Changes in requirements are much more costly, since you need to rewrite the code of the system itself plus all the tests and mocks involved.
If the engineer don’t know well what he’s doing, the system will end with tons of kludges.
Intrusiveness in the main code
In some situations, you’ll have to code in a specific way in order the code can be tested later. The application architecture is then affected by outside unnatural factors.
In short, the design is influenced by tests, what is not desirable since is one more thing to be considered and to grab the architect’s attention.
Testing everything is almost impossible
Many technologies are hard to test independently or even in integration tests.
Think about user interfaces, for example. How many technologies allow us to run it in a decoupled way? There’s tools like Selenium for web apps, but they also brings tons of other limitations and dependencies.
Is TDD dead?
We just saw every benefit comes at a cost. This is the main point about TDD being dead. Is the cost of testing everything and creating mocks for every dependency worthy? Let’s look at some comments about the aforementioned talk.
David Hansson starts arguing that lots of people can’t do TDD because of the nature of their work. He talks about the need of numerous mocks and how it makes coding more difficult.
Kent Beck continues and tell us about situations where the team couldn’t refactor their code because the tests were so coupled to the implementation, with two or three levels of mocks, that any modification affected countless of them. He also asserted TDD fits better certain scenarios, for instance, when requirements are clear enough so you can write them in form of tests directly.
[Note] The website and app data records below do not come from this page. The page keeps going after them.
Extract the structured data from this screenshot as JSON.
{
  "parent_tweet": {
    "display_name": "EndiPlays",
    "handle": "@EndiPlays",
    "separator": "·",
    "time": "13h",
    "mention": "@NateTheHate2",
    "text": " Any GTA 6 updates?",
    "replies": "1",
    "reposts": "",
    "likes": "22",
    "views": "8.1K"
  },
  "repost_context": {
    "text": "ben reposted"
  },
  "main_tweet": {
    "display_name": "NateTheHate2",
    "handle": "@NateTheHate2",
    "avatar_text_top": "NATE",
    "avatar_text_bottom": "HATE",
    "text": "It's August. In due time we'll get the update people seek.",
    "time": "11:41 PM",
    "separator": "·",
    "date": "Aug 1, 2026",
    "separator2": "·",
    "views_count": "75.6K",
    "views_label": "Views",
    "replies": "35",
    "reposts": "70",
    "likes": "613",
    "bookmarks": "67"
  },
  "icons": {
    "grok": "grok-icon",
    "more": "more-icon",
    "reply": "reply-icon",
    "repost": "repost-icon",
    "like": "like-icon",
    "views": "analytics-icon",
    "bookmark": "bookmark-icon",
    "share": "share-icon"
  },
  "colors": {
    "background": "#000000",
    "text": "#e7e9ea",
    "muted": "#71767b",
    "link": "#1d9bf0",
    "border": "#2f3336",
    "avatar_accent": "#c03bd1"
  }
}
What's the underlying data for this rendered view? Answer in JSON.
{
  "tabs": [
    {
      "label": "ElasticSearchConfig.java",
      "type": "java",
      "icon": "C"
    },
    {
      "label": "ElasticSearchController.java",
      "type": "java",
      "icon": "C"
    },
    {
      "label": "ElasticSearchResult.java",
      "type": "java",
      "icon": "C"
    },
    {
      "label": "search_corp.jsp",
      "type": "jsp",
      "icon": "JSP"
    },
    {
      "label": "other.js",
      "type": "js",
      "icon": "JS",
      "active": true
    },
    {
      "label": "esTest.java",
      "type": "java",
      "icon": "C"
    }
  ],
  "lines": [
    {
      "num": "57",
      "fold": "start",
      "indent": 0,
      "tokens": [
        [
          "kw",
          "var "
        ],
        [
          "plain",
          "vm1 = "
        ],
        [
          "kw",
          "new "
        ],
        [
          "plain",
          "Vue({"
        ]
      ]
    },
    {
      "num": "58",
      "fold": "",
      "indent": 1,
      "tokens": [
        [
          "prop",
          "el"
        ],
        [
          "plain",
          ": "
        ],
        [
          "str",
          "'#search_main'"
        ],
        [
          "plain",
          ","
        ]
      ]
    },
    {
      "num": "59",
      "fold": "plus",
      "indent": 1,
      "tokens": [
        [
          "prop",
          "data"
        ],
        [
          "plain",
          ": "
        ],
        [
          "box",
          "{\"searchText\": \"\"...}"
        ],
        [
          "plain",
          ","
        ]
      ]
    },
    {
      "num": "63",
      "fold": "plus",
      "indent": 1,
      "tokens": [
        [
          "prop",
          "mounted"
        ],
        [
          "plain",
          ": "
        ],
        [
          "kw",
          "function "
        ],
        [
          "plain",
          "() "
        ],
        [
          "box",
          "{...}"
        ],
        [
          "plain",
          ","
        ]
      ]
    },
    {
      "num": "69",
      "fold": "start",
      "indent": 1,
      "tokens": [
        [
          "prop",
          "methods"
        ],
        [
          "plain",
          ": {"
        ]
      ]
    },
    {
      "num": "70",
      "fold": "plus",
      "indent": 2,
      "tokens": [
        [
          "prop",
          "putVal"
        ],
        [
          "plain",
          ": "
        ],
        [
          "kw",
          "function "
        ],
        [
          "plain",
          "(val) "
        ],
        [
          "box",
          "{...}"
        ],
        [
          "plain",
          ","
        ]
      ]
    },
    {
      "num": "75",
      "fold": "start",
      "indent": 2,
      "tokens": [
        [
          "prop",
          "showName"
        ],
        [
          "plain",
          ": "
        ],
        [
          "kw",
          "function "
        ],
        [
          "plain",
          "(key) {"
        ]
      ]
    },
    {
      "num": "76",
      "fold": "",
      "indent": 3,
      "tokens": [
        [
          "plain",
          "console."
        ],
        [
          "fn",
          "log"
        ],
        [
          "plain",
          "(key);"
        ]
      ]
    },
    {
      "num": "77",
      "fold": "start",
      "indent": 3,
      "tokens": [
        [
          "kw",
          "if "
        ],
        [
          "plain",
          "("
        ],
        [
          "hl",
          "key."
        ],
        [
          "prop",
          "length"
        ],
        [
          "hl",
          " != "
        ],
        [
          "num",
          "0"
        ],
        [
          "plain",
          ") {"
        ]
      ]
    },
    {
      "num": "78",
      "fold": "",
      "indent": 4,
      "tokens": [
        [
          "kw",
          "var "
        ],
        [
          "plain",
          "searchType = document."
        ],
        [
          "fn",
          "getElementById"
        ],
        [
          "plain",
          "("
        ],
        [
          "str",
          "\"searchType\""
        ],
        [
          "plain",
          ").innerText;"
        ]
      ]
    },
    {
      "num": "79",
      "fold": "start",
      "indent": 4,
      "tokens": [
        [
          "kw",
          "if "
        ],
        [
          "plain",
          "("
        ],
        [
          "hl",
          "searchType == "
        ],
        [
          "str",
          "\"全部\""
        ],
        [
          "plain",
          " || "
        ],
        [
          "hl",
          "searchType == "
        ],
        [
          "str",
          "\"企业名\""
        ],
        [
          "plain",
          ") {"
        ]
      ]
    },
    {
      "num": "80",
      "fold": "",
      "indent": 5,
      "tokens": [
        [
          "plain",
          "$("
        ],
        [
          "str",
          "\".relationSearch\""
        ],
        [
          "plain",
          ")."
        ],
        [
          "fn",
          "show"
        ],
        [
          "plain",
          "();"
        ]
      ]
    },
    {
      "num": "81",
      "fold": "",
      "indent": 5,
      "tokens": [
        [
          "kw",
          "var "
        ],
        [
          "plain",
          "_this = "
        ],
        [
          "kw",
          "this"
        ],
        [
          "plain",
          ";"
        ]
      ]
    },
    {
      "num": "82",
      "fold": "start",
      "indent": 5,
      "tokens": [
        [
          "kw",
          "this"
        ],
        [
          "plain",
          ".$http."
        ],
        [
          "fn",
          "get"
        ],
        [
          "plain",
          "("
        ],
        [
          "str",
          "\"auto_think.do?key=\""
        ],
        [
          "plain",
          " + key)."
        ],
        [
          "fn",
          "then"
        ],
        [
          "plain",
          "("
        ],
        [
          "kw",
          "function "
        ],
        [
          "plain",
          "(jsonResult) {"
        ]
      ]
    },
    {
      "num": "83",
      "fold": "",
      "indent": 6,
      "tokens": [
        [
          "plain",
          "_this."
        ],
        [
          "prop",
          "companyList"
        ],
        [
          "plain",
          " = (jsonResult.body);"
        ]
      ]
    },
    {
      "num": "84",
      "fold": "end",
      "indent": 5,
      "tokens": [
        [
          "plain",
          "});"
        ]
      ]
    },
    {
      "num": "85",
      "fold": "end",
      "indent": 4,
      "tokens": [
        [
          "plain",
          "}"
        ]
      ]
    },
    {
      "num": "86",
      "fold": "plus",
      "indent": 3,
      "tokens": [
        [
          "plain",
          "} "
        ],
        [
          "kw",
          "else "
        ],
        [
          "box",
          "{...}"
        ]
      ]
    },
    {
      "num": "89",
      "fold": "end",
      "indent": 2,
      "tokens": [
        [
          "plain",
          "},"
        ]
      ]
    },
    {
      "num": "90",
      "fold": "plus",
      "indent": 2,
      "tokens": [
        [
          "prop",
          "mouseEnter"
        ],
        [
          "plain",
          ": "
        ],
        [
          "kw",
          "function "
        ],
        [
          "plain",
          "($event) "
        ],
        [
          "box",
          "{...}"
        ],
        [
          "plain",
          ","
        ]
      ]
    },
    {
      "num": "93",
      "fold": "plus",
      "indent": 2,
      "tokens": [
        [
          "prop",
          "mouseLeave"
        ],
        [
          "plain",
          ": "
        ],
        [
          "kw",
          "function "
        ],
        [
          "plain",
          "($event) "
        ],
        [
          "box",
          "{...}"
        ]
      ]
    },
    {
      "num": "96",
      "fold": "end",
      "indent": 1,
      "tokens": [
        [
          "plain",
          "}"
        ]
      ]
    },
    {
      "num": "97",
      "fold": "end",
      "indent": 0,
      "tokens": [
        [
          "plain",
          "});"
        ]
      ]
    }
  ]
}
On the other hand, there are situations when the developer finds out little by little what he actually should do. This is recurrent in framework development and algorithms for analyzing non-structured data.
Fowler argues the major benefit of TDD is a self-testing code. But this could be achieved in other ways. He also talks about those who say “you aren’t doing unit tests right” because of some dependencies during the test. According to him, the “purity” of the definition is not so important, but the test should work and be useful. Furthermore, there’s alternative definitions of Unit Test.
It’s important to comprehend TDD is not the silver bullet of software development. It brings various potential challenges and problems, mainly if there’s not enough experienced people in the team.
Tests are essential, but for each project we could have different kinds of tests, whose cost-benefit should be evaluated for each individual case.
Tests shouldn’t be the goal in itself, even in TDD. Their true goal is guarantee we’re delivering what the client really needs.
Time and effort invested in tests also should be pondered. It affects directly the quality, but the quality has its price. Who will pay for it?
About unit testing, we shouldn’t pursue only purity. The important is the test tests, that is, it works for that situation.
Finally, a general rule could be: use TDD moderately.
Here is the link of the Hangout with those great guys: